Website and app data records
============

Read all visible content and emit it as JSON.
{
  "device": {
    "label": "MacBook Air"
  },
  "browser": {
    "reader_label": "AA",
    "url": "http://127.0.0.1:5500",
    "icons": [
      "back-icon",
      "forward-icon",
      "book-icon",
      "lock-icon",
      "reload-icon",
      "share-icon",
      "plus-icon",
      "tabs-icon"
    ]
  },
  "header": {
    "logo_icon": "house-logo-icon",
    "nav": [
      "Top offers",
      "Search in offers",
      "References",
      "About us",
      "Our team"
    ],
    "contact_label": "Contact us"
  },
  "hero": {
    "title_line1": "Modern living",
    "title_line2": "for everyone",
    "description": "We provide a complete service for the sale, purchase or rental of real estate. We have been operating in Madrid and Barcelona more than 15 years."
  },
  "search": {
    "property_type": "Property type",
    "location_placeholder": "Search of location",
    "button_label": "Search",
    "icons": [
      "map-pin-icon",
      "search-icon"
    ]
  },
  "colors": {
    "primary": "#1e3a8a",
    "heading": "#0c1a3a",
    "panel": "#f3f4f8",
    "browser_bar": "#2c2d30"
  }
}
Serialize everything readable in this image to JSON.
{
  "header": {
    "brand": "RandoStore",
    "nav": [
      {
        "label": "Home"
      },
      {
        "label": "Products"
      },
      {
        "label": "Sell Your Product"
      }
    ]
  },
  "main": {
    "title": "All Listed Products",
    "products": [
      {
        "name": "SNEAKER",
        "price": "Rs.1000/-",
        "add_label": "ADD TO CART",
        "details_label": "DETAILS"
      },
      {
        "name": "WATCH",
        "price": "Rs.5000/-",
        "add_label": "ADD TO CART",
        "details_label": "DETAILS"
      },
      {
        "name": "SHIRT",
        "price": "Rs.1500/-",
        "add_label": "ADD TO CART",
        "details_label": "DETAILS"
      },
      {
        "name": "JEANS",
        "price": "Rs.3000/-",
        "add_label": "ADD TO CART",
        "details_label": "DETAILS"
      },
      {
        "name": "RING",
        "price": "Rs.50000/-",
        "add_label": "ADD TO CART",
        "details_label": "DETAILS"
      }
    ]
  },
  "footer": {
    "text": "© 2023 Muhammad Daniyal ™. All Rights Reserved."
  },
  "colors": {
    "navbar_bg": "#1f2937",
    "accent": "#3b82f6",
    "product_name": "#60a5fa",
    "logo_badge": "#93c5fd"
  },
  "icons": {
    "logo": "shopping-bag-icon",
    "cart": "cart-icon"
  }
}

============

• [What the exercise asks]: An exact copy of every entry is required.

• [Finished task]:
Read all visible content and emit it as JSON.
{
  "device": {
    "label": "MacBook Air"
  },
  "browser": {
    "reader_label": "AA",
    "url": "http://127.0.0.1:5500",
    "icons": [
      "back-icon",
      "forward-icon",
      "book-icon",
      "lock-icon",
      "reload-icon",
      "share-icon",
      "plus-icon",
      "tabs-icon"
    ]
  },
  "header": {
    "logo_icon": "house-logo-icon",
    "nav": [
      "Top offers",
      "Search in offers",
      "References",
      "About us",
      "Our team"
    ],
    "contact_label": "Contact us"
  },
  "hero": {
    "title_line1": "Modern living",
    "title_line2": "for everyone",
    "description": "We provide a complete service for the sale, purchase or rental of real estate. We have been operating in Madrid and Barcelona more than 15 years."
  },
  "search": {
    "property_type": "Property type",
    "location_placeholder": "Search of location",
    "button_label": "Search",
    "icons": [
      "map-pin-icon",
      "search-icon"
    ]
  },
  "colors": {
    "primary": "#1e3a8a",
    "heading": "#0c1a3a",
    "panel": "#f3f4f8",
    "browser_bar": "#2c2d30"
  }
}
Serialize everything readable in this image to JSON.
{
  "header": {
    "brand": "RandoStore",
    "nav": [
      {
        "label": "Home"
      },
      {
        "label": "Products"
      },
      {
        "label": "Sell Your Product"
      }
    ]
  },
  "main": {
    "title": "All Listed Products",
    "products": [
      {
        "name": "SNEAKER",
        "price": "Rs.1000/-",
        "add_label": "ADD TO CART",
        "details_label": "DETAILS"
      },
      {
        "name": "WATCH",
        "price": "Rs.5000/-",
        "add_label": "ADD TO CART",
        "details_label": "DETAILS"
      },
      {
        "name": "SHIRT",
        "price": "Rs.1500/-",
        "add_label": "ADD TO CART",
        "details_label": "DETAILS"
      },
      {
        "name": "JEANS",
        "price": "Rs.3000/-",
        "add_label": "ADD TO CART",
        "details_label": "DETAILS"
      },
      {
        "name": "RING",
        "price": "Rs.50000/-",
        "add_label": "ADD TO CART",
        "details_label": "DETAILS"
      }
    ]
  },
  "footer": {
    "text": "© 2023 Muhammad Daniyal ™. All Rights Reserved."
  },
  "colors": {
    "navbar_bg": "#1f2937",
    "accent": "#3b82f6",
    "product_name": "#60a5fa",
    "logo_badge": "#93c5fd"
  },
  "icons": {
    "logo": "shopping-bag-icon",
    "cart": "cart-icon"
  }
}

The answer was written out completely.